Hildy Bachman celebrates the ordinary:
In the first line, we are introduced to a simple kite made from newspapers. I would think that the paper has to be very thin in order for it to have buoyancy. Flying a kite is a fun activity. The doer of this action is not mentioned, but it could be a child who made this kite. We also do not know the season. In the second line, the obituary page in the newspaper is used as the kite material. We don’t know why the obituary page was chosen. Perhaps it was inadvertent. Spirituality is introduced in the third line when the poet presents the kite now closer to heaven, that is, higher in the sky. The poem goes from the ordinary (newspaper) to the extraordinary (heaven). But in order to go very high, the kite has to have a very long line or the doer has to release the line so the kite can soar. The important intermediary here is the wind that lifts up the kite. The wind is in control. In doing so, the names and pictures printed on the obituary page are elevated to the heavens, a sort of ceremony to honor their memories.

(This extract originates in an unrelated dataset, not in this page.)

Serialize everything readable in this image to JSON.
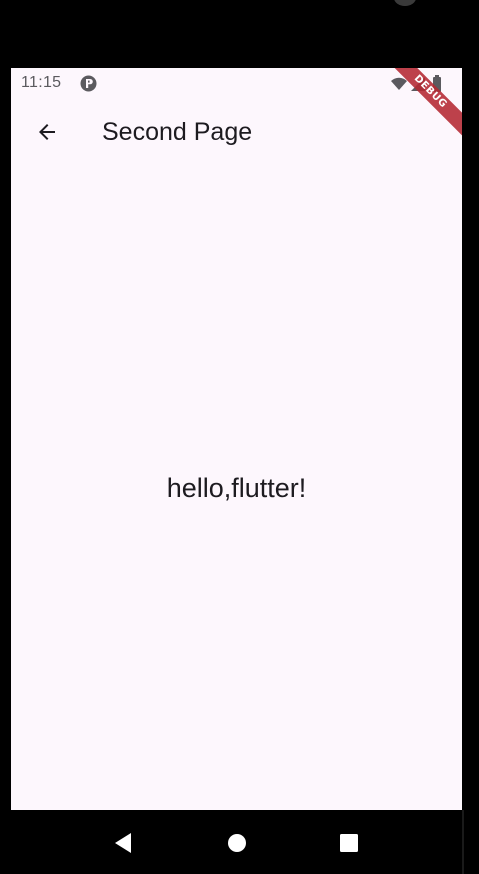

As this week’s winner, Hildy gets to choose next week’s poem, which you’ll find below. We invite you to write a commentary to it. It may be as long or short, academic or spontaneous, serious or silly, public or personal as you like. We will select out-takes from the best of these. And the very best will be reproduced in its entirety and take its place as part of the THF Archives. Best of all, the winning commentator gets to choose the next poem for commentary.
Anyone can participate. A new poem will appear each Friday morning. Simply put your commentary in the Contact box by the following Tuesday midnight (Eastern US Time Zone). Please use the subject header “re:Virals” so we know what we’re looking at. We look forward to seeing some of your favorite poems — and finding out why!
The Haiku Foundation reminds you that participation in our offerings assumes respectful and appropriate behavior from all parties. Please see our Code of Conduct policy.
graveyard shift the leftover radish tumbles in the lunchbox — Elmedin Kadric, The Heron's Nest, Volume XVII, Number 3 (2015)